“We’re backing commuters with more trains, a $371 million statewide smart ticketing system, more than $357 million in train station accessibility upgrades and the largest public transport project in Queensland’s history: the $5.4 billion Cross River Rail,” said Bailey.

In order to deliver the new services, Queensland Rail found efficiencies in the network, better utilising its existing resources, said CEO of the government owned operator, Nick Easy.

“These changes will reduce empty train running across the region by 1,460 kilometres per week – delivering extra services for our customers instead,” he said.

The introducing of the NGR will be enabled with dedicated support facilities.

“The trains will operate 45 weekly services on the line, replacing older train models, and their deployment will be supported by a new NGR stabling facility coming online at Woombye,” said Easy.

Last month, the final NGR entered service. Alterations to the current rollingstock fleet are underway to comply with disability requirements.

Light rail proposed for Sunshine Coast Airport development

Sunshine Coast Airport has delivered a draft master plan for the development of the Queensland-based airport to 2040 that includes details for the creation of a light rail station.

The draft of the Sunshine Coast Airport Master Plan 2040 document was developed by Sunshine Coast Airport with key stakeholders and includes Sunshine Coast Council’s infrastructure plans under the Sunshine Coast Airport Expansion Project (SCAEP).

The airport’s document includes plans related to the provision of a possible direct rail corridor from the city to the airport.

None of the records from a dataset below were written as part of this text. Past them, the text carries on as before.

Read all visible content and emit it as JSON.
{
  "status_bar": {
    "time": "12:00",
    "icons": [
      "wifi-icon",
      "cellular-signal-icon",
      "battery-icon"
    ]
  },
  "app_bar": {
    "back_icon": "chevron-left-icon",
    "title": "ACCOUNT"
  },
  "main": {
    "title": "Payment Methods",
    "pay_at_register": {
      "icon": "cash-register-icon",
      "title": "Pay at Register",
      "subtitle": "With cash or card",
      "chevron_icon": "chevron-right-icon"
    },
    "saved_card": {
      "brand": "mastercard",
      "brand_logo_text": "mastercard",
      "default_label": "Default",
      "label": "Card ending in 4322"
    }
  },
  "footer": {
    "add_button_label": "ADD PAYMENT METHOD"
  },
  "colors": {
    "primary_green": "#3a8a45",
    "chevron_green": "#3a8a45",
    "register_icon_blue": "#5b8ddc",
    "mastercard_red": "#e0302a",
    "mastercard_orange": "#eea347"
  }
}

Sunshine Coast Council and the Queensland Government are investigating “numerous options for rail access” to help minimise a reliance on motor vehicle access to the airport, according to the draft master plan.

The ongoing development of the new Maroochydore central business district, a 53-hectare greenfield site development expected to cost $430 million, is also hoped to bolster the attractiveness of the region for locals, businesses and visitors, with the airport serving as a “gateway” for this development.

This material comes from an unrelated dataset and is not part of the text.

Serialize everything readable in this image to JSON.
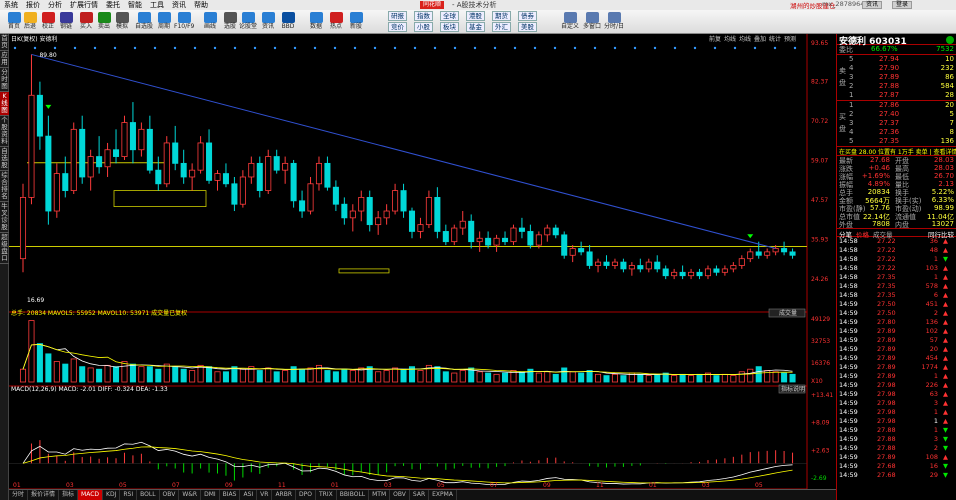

“[Sunshine Coast Airport] is a strong supporter of the introduction of light rail to the airport providing a fast, clean and efficient link to Maroochydore and on to broader destinations within the region,” the draft plan read.

“Both heavy and light rail infrastructure is planned for the transformation of the region, and a connection to Sunshine Coast Airport is a critical link in the effective public transportation visions for the region.”

The report went on to stat that a prospective light rail service would provide direct flights to domestic and international destinations by offering seamless connections between Maroochydore CBD and the airport.